In the next 100 days or so, the world will be talking about mosquitoes. That will be on World Mosquito Day which is observed on August 20 of each year to commemorate a British doctor, Sir Ronald Ross, who discovered in 1897 that it is the female anopheles mosquito – one of the most capable vectors of human disease – that transmits malaria among people.
Dr Ross’ discovery was a pivotal development in the fight against malaria today. However, the mosquito story has taken a different turn 110 years later.
Despite that malaria is still prevalent in 90 per cent of Tanzania with more deaths of infants and pregnant women being reported, people are currently afraid of a disease, whose burden remains unclear—dengue fever
If I were to suggest what should be at the centre of discussions on World Mosquito Day 2019, I wouldn’t hesitate to name Aedes aegypti mosquito, the female of which transmits not only dengue fever, but also Chikungunya, Zika, Mayaro and yellow fever viruses.
(Female) mosquitoes are indeed a menace, especially considering their ability to spread far and wide killer tropical diseases in humans. This arguably makes them the world’s deadliest creatures, judging by the havoc they wreak upon humanity.
The American billionaire philanthropist Bill Gates posited that “the mosquito is the most dangerous animal” on Planet Earth today.
He published the poser in his blog : “what would you say is the most dangerous animal on Earth: sharks? Snakes? Humans...?
In his view, these are not even close to being the most dangerous!
“I’ve had a thing about sharks since the first time I saw (the 1975 film) Jaws. But, if you’re judging by how many people are killed by an animal yearly, then the answer isn’t any of the above; it’s mosquitoes!
“When it comes to killing humans, no other animal comes even close,” Mr Gates pontificates – noting that “the viruses which cause Zika, dengue, chikungunya and yellow fever in humans are all transmitted by the Aedes aegypti mosquito.”
In 2015 alone, the mosquito-borne malaria killed 438,000 people worldwide, according to the World Health Organization.
No wonder mosquitoes are a major topic in Tanzania, where over 1,140 people have been diagnosed with dengue in Tanga, Singida and Dar es Salaam Regions from January to March, this year. Two people have died.
Countrywide data is still hard to collate.

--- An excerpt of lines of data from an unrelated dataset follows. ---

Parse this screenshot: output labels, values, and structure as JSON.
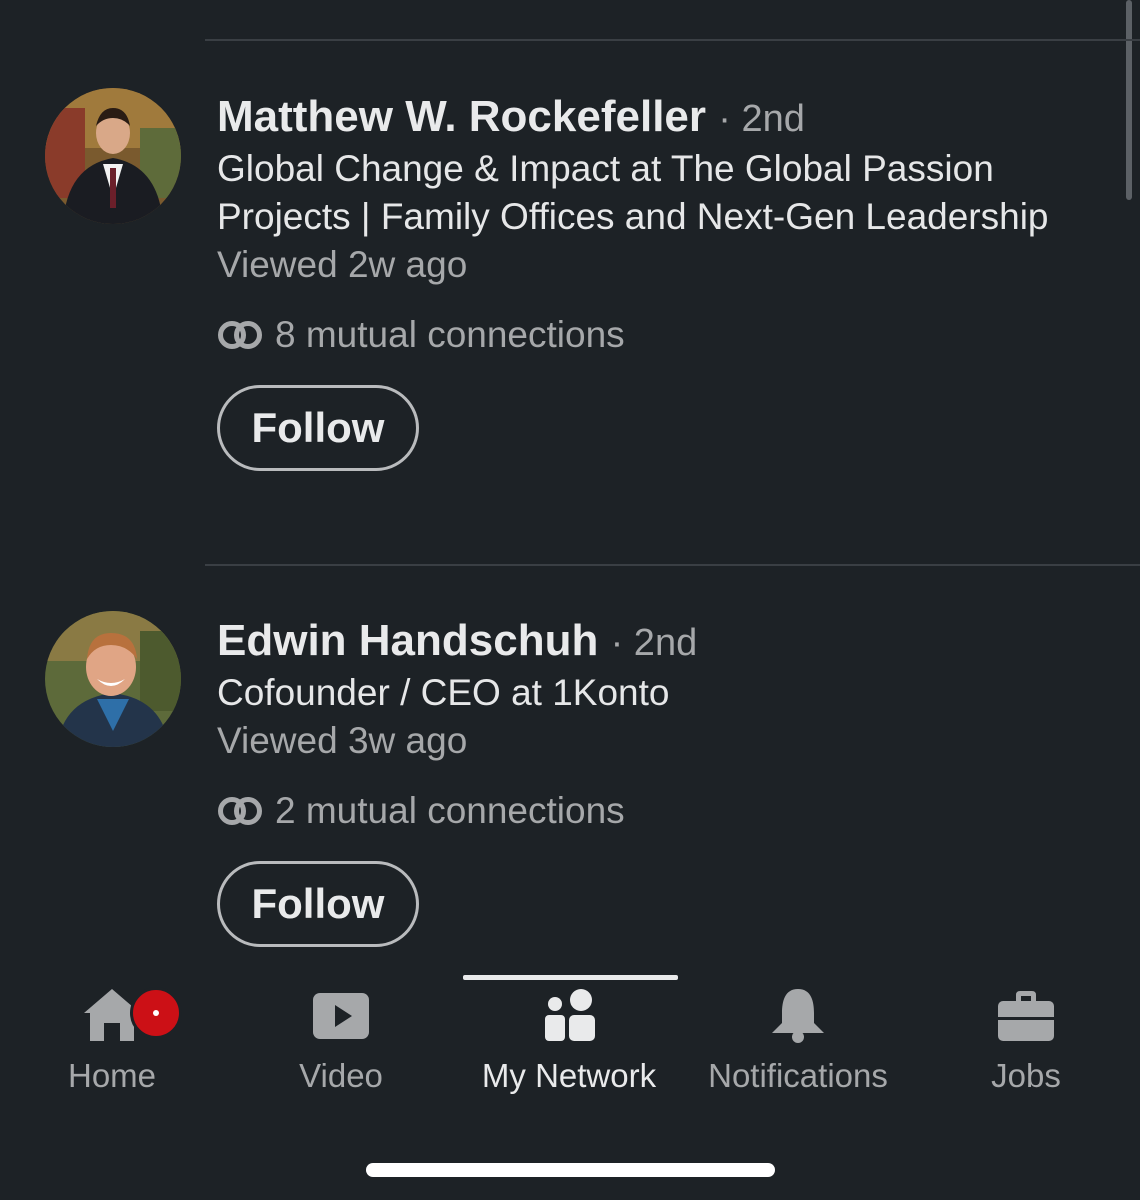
{
  "people": [
    {
      "name": "Matthew W. Rockefeller",
      "degree": "· 2nd",
      "headline": "Global Change & Impact at The Global Passion Projects | Family Offices and Next-Gen Leadership",
      "viewed": "Viewed 2w ago",
      "mutual": "8 mutual connections",
      "follow_label": "Follow"
    },
    {
      "name": "Edwin Handschuh",
      "degree": "· 2nd",
      "headline": "Cofounder / CEO at 1Konto",
      "viewed": "Viewed 3w ago",
      "mutual": "2 mutual connections",
      "follow_label": "Follow"
    }
  ],
  "tabbar": {
    "items": [
      {
        "label": "Home",
        "icon": "home-icon",
        "has_badge": true
      },
      {
        "label": "Video",
        "icon": "video-icon"
      },
      {
        "label": "My Network",
        "icon": "network-icon",
        "active": true
      },
      {
        "label": "Notifications",
        "icon": "bell-icon"
      },
      {
        "label": "Jobs",
        "icon": "briefcase-icon"
      }
    ]
  },
  "colors": {
    "background": "#1d2226",
    "badge": "#cc1016",
    "muted_text": "#a6a8aa",
    "primary_text": "#e9eaeb"
  }
}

Worldwide dengue incidence is reportedly increasing. WHO figures show a 30-fold rise in the last 30 years – with more and more countries reporting new dengue outbreaks.
According to research, surveillance mechanisms are not yet well-established to enable us collate sufficient data on the malady. Thus, we don’t know the strength of the enemy confronting us.
That’s even more reason to raise the Aedes aegypti issue on World Mosquito Day this August.
There have been suggestions by researchers that dengue should become part of regular disease surveillance in Tanzania. This is if control measures are to be sustainable – even as they must focus on building human resource capacity, as well as integrating control measures and interventions in ongoing health programmes.
Two years ago, researchers noted in a study published in the Tropical Medicine and International Health journal that Tanzania must strengthen its dengue surveillance mechanisms.
“This would help to treat cases of severe dengue and (avert) related mortality, as well as avoid cases of misdiagnosis,” says the study, titled Dengue Data and Surveillance in Tanzania: a Systematic Literature Review.